(Records shown Opens)

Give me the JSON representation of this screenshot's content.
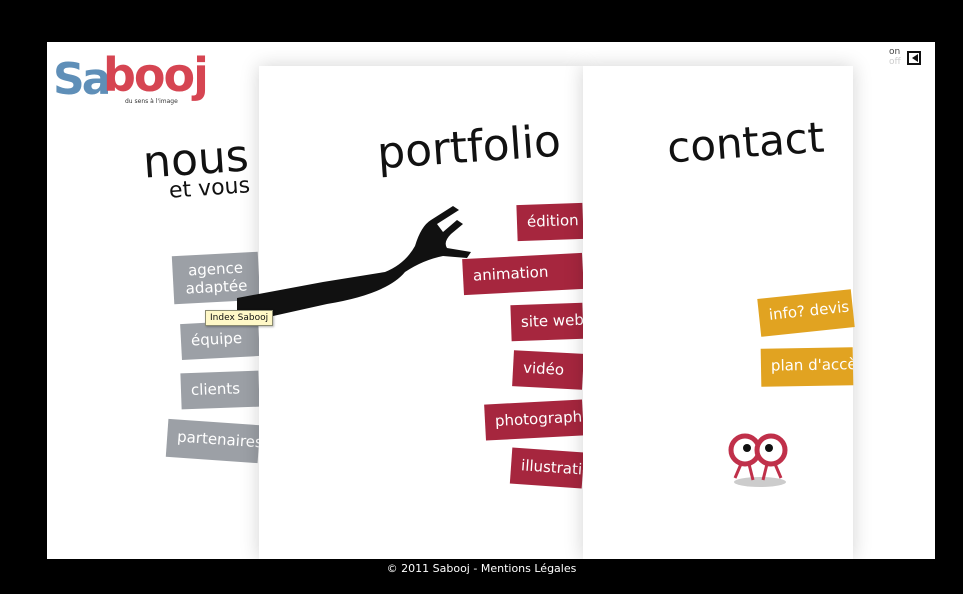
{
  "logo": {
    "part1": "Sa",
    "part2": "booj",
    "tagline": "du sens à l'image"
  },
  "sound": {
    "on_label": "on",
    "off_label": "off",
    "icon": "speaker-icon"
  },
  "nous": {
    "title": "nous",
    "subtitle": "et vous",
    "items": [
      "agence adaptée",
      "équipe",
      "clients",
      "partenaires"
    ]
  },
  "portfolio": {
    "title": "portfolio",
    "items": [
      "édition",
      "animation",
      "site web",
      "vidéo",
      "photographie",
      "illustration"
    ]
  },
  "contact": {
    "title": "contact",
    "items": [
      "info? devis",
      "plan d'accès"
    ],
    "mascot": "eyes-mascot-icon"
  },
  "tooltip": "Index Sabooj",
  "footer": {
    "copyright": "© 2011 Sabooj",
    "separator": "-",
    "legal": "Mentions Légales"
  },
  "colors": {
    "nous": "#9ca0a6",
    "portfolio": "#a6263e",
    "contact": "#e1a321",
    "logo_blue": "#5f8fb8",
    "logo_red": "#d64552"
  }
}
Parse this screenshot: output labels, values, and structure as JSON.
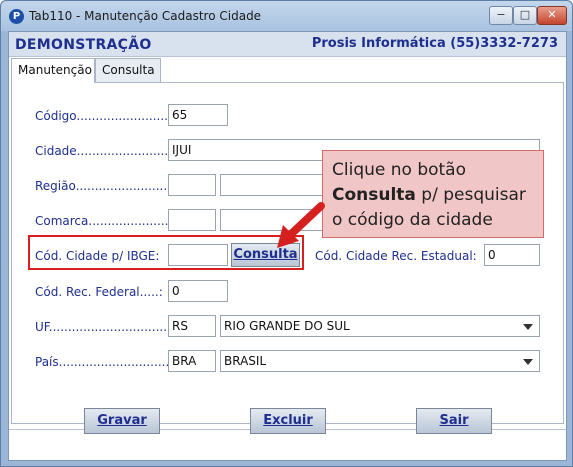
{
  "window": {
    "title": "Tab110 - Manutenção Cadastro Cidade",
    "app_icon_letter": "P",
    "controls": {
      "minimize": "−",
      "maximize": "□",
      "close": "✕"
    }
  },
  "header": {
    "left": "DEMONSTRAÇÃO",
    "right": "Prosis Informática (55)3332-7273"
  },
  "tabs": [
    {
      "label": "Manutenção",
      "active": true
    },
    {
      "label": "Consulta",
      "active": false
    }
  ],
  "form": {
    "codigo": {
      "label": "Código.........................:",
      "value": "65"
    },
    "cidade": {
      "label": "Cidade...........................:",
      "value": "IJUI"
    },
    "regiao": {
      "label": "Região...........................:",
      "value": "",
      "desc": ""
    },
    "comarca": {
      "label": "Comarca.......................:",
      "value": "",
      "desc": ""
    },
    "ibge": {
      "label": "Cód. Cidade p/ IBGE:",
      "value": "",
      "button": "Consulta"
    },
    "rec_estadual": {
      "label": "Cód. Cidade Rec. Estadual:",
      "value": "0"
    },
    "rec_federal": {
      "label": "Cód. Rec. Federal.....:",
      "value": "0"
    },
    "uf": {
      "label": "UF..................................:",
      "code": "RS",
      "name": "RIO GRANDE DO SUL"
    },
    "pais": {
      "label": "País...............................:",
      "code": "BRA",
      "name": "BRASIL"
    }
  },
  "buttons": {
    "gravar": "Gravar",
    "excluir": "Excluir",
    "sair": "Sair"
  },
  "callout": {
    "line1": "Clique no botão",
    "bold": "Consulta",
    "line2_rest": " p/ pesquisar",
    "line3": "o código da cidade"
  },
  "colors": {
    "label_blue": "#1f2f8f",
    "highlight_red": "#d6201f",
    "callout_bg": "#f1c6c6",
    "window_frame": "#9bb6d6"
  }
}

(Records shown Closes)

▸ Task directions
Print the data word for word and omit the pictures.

▸ The completed task
Give me the JSON representation of this screenshot's content.
{
  "logo": {
    "part1": "Sa",
    "part2": "booj",
    "tagline": "du sens à l'image"
  },
  "sound": {
    "on_label": "on",
    "off_label": "off",
    "icon": "speaker-icon"
  },
  "nous": {
    "title": "nous",
    "subtitle": "et vous",
    "items": [
      "agence adaptée",
      "équipe",
      "clients",
      "partenaires"
    ]
  },
  "portfolio": {
    "title": "portfolio",
    "items": [
      "édition",
      "animation",
      "site web",
      "vidéo",
      "photographie",
      "illustration"
    ]
  },
  "contact": {
    "title": "contact",
    "items": [
      "info? devis",
      "plan d'accès"
    ],
    "mascot": "eyes-mascot-icon"
  },
  "tooltip": "Index Sabooj",
  "footer": {
    "copyright": "© 2011 Sabooj",
    "separator": "-",
    "legal": "Mentions Légales"
  },
  "colors": {
    "nous": "#9ca0a6",
    "portfolio": "#a6263e",
    "contact": "#e1a321",
    "logo_blue": "#5f8fb8",
    "logo_red": "#d64552"
  }
}
Parse this screenshot: output labels, values, and structure as JSON.
{
  "window": {
    "title": "Tab110 - Manutenção Cadastro Cidade",
    "app_icon_letter": "P",
    "controls": {
      "minimize": "−",
      "maximize": "□",
      "close": "✕"
    }
  },
  "header": {
    "left": "DEMONSTRAÇÃO",
    "right": "Prosis Informática (55)3332-7273"
  },
  "tabs": [
    {
      "label": "Manutenção",
      "active": true
    },
    {
      "label": "Consulta",
      "active": false
    }
  ],
  "form": {
    "codigo": {
      "label": "Código.........................:",
      "value": "65"
    },
    "cidade": {
      "label": "Cidade...........................:",
      "value": "IJUI"
    },
    "regiao": {
      "label": "Região...........................:",
      "value": "",
      "desc": ""
    },
    "comarca": {
      "label": "Comarca.......................:",
      "value": "",
      "desc": ""
    },
    "ibge": {
      "label": "Cód. Cidade p/ IBGE:",
      "value": "",
      "button": "Consulta"
    },
    "rec_estadual": {
      "label": "Cód. Cidade Rec. Estadual:",
      "value": "0"
    },
    "rec_federal": {
      "label": "Cód. Rec. Federal.....:",
      "value": "0"
    },
    "uf": {
      "label": "UF..................................:",
      "code": "RS",
      "name": "RIO GRANDE DO SUL"
    },
    "pais": {
      "label": "País...............................:",
      "code": "BRA",
      "name": "BRASIL"
    }
  },
  "buttons": {
    "gravar": "Gravar",
    "excluir": "Excluir",
    "sair": "Sair"
  },
  "callout": {
    "line1": "Clique no botão",
    "bold": "Consulta",
    "line2_rest": " p/ pesquisar",
    "line3": "o código da cidade"
  },
  "colors": {
    "label_blue": "#1f2f8f",
    "highlight_red": "#d6201f",
    "callout_bg": "#f1c6c6",
    "window_frame": "#9bb6d6"
  }
}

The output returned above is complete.